While most of us are excited about wearables, biohackers and grinders are already taking the next step – human augmentation. Tim Cannon, a software engineer whose passion has always been to be a cyborg, is Co-Founder of Grindhouse Wetware, a research and development group dedicated to creating open source human augmentation devices. Tim brought us into this world of experimenters and world changers who are more curious than risk-averse, and committed to ensuring that human augmentation is not the sole domain of large corporations.
So what the heck is biohacking? In simplest terms, biohackers use the human body the way hackers use computers. For example, Tim was inspired by another grinder, Lepht Anonym, to implant a magnet in his finger.
When he found that he could feel magnetic forces as a sort of buzzing sensation, he realized he now had an additional “sense” that most of us don’t have. Then Cannon went further and built a device to use that data for a range finder that allowed him to navigate blindfolded, and implanted devices in his arm and hand with other capabilities. He is working on commercializing an implanted device he calls Northstar that triggers actions based on hand movements much like leading edge wearables are just beginning to do today. (He called it Northstar because it glows brighter the hand gets closer to the north, allowing the user to see or feel directions.)

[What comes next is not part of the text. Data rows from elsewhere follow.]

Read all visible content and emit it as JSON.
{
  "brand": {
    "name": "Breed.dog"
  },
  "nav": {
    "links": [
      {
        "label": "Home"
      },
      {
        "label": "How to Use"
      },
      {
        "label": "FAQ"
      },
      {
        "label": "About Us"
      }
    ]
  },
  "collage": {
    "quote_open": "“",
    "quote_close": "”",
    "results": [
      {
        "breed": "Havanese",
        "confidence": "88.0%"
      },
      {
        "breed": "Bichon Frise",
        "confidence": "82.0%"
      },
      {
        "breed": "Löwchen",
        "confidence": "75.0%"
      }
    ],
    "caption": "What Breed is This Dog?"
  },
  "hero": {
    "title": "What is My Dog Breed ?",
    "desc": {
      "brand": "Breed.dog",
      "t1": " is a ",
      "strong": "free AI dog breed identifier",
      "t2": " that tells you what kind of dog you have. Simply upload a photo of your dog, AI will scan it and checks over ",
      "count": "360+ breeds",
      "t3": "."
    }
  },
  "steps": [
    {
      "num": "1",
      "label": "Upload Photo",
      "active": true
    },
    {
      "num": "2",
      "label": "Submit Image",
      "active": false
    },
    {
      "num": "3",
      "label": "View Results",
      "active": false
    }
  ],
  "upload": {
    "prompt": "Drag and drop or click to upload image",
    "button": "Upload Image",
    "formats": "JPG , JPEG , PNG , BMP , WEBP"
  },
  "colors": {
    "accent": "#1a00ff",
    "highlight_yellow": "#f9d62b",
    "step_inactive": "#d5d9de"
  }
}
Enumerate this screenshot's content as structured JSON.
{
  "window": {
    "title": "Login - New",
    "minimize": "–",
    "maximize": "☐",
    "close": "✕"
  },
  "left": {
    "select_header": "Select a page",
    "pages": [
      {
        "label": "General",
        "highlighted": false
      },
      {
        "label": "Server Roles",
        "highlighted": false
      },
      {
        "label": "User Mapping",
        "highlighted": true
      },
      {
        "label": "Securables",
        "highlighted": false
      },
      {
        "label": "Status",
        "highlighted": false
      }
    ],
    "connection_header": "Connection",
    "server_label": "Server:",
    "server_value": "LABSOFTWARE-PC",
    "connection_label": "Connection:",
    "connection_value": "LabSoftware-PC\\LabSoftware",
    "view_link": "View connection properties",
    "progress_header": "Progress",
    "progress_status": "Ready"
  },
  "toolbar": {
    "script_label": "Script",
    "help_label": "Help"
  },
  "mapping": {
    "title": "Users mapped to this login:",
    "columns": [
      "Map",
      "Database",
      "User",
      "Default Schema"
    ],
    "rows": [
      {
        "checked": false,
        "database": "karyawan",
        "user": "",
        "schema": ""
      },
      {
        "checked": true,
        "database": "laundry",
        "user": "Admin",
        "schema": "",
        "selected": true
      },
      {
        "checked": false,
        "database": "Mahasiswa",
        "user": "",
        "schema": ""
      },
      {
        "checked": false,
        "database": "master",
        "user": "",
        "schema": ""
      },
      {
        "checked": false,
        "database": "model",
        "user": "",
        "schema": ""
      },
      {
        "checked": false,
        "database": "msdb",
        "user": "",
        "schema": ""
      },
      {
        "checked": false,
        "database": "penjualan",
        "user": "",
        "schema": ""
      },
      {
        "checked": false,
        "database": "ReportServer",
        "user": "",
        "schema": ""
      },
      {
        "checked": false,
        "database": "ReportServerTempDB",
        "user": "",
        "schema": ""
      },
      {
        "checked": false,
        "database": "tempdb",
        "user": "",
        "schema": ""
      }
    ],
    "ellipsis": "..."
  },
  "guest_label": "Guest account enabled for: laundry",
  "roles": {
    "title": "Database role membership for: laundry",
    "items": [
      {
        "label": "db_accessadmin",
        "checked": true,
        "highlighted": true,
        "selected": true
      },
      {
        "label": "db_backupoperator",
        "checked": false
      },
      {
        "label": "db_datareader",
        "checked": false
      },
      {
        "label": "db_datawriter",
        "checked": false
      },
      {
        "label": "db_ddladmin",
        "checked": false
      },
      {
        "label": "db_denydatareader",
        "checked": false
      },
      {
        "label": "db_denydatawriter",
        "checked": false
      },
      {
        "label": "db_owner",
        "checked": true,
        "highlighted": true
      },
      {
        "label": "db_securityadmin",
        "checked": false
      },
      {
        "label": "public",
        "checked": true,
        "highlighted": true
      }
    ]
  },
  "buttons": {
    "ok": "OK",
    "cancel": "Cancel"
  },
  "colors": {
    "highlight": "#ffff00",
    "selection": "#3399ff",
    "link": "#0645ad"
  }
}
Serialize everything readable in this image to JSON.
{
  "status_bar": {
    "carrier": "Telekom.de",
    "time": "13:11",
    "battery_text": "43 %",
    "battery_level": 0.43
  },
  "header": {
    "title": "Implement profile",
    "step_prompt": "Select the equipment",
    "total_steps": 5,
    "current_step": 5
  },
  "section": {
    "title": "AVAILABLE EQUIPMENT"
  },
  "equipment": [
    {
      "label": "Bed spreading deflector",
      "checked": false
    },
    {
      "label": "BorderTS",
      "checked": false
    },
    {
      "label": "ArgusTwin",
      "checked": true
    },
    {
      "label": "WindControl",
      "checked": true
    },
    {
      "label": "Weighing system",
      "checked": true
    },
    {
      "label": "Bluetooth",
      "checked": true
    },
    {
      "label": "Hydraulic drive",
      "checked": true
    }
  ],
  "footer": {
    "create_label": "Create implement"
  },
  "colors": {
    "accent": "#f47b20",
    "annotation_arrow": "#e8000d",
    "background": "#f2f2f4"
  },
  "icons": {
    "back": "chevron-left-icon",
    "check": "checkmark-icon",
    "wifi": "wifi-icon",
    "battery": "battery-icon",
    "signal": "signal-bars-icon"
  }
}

Biohackers face challenges finding safe components to implant, and they turn to body modification artists for help because doctors won’t assist, presumably due to fear of liability and professional or legal sanctions. That means no anesthesia to reduce the pain, and no medical advice to reduce the risk. That’s how committed they are to the cause and to satisfying their curiosity.
But it’s not all fun and profit for Cannon and his colleagues. They are delving into serious issues of privacy, and ownership over the data produced by our bodies, whether through external devices or implants.
Cannon told us about a friend who has a cochlear implant, a medical device that allows profoundly deaf people to hear. His friend was angered to learn that the device’s capabilities had been deliberately limited to what natural human ears can perceive, depriving him of a sense that would be possible without the filters. He was further angered to find that access to the data from the device is restricted to doctors and technicians. Cannon makes the point that once a device is in our body, it is part of us so why don’t we own the data?
Then there is cost and equal access to consider. Many people cannot afford $100,000 heart surgery but if low tech solutions can be built and brought to market, more people can be helped. Business doesn’t always prioritize open access to innovations, but open source innovations, says Cannon, can help make sure longer, better lives aren’t the sole domain of the rich.
To learn more about the work Tim Cannon and his colleagues are doing to augment humanity using safe, affordable, open source technology, check out Grindhouse Wetware or the biohack.me forums.
Sandi Jones is a product developer and business consultant who has brought tech products to market for large companies like Rogers as well as small startups. Since 2012, she has run a boutique services firm called Unconventional Wisdom that works with both startups and large enterprises turning new technology into successful products. Most recently, in 2013, she led the transformation of a marketing agency's internal analytics tool into SqueezeCMM Inc., now a successful graduate of Extreme Startups.